── Provided data ──

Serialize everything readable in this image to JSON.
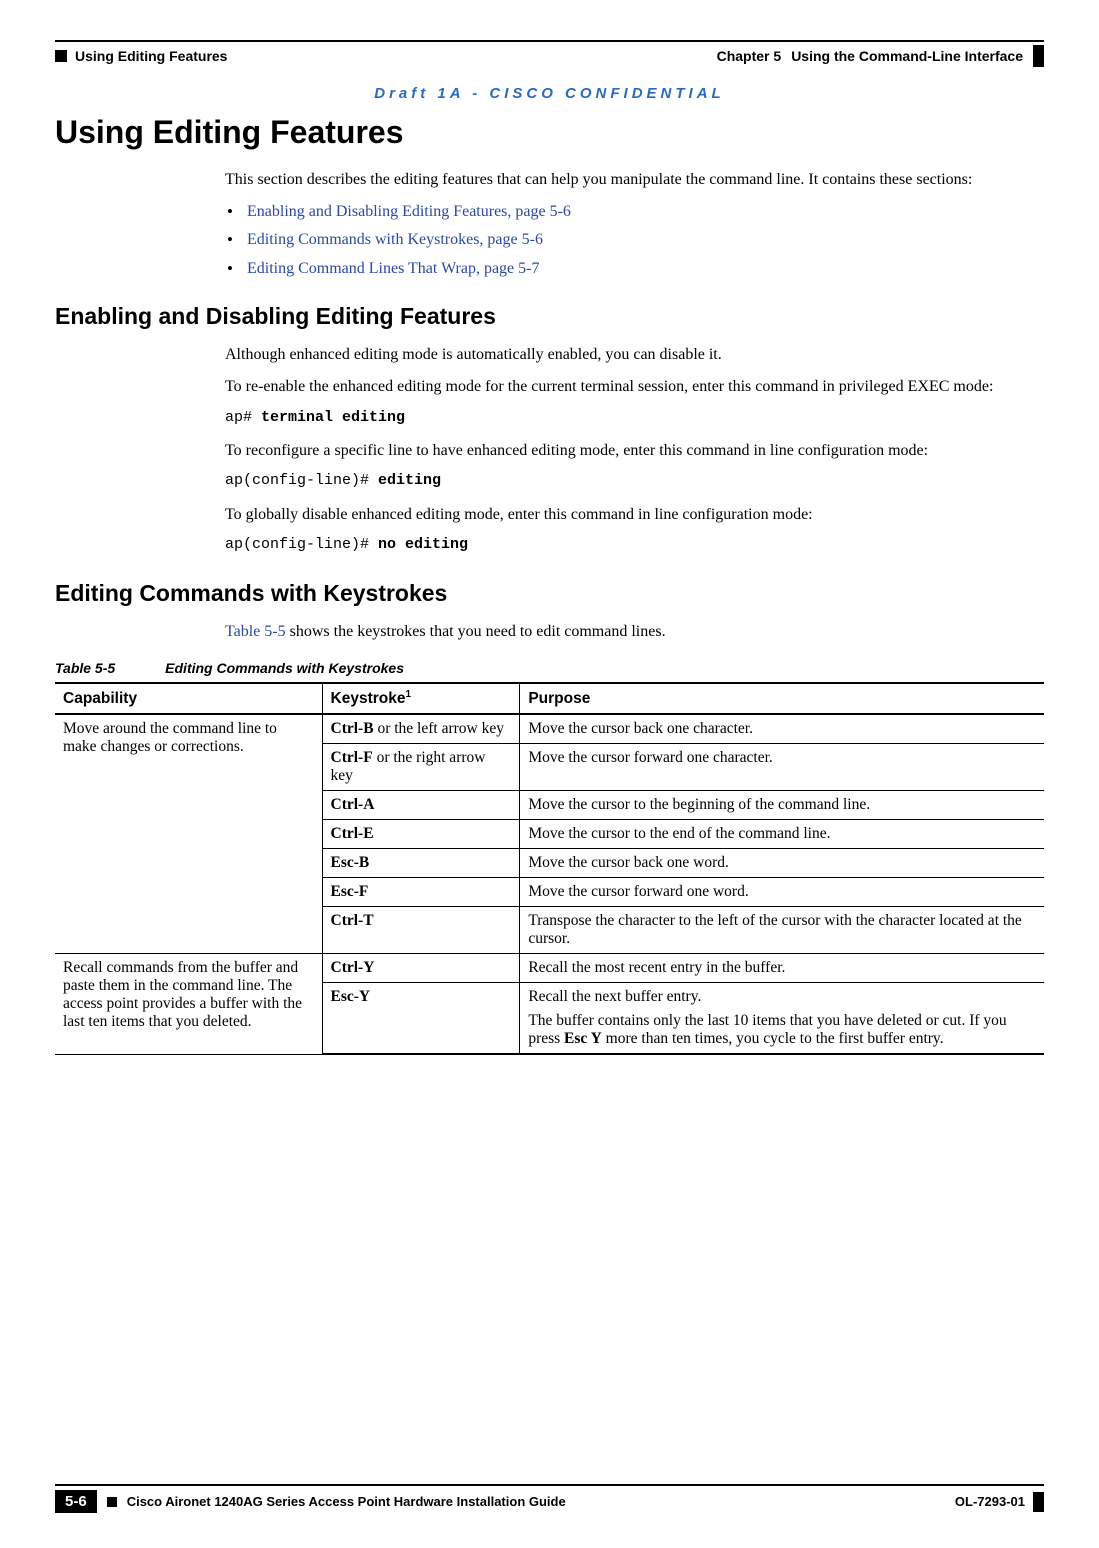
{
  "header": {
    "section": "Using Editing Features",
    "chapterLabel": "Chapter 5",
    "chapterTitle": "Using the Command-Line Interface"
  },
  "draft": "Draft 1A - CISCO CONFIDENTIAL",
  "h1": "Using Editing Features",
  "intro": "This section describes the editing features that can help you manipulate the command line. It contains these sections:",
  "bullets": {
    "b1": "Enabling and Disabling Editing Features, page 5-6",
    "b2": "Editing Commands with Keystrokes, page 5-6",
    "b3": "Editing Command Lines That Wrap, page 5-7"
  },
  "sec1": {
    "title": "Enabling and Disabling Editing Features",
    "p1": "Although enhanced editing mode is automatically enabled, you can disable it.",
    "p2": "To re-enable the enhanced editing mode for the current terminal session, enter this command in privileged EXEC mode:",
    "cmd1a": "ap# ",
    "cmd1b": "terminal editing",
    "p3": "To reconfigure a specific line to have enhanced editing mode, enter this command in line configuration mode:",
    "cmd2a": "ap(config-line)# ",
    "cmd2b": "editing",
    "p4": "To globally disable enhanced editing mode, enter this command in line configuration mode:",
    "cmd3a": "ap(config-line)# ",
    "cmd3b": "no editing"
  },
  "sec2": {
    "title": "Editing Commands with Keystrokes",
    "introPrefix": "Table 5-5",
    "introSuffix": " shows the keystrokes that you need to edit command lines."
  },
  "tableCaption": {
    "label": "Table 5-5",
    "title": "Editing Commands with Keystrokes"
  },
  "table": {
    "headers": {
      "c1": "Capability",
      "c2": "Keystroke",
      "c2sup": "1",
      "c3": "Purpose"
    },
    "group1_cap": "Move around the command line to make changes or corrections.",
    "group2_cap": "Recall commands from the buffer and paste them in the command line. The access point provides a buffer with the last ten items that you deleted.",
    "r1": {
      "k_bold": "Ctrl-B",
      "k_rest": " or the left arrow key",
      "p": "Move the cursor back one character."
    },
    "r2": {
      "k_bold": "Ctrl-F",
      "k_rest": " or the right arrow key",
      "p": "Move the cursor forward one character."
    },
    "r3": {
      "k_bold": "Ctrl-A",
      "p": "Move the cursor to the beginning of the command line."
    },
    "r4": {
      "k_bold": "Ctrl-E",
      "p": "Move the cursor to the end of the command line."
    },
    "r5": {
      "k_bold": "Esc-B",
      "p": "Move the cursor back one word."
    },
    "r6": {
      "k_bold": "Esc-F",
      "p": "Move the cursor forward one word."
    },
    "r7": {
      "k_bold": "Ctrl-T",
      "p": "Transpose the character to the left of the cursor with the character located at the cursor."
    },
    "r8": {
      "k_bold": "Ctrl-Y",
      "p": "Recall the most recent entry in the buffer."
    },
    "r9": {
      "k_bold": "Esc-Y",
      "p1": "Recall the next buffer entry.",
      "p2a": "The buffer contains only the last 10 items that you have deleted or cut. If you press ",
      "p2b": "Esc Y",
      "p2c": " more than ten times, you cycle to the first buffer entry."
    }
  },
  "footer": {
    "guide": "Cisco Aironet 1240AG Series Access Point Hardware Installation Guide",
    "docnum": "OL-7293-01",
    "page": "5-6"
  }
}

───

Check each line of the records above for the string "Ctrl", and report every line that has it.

      "k_bold": "Ctrl-B",
      "k_bold": "Ctrl-F",
      "k_bold": "Ctrl-A",
      "k_bold": "Ctrl-E",
      "k_bold": "Ctrl-T",
      "k_bold": "Ctrl-Y",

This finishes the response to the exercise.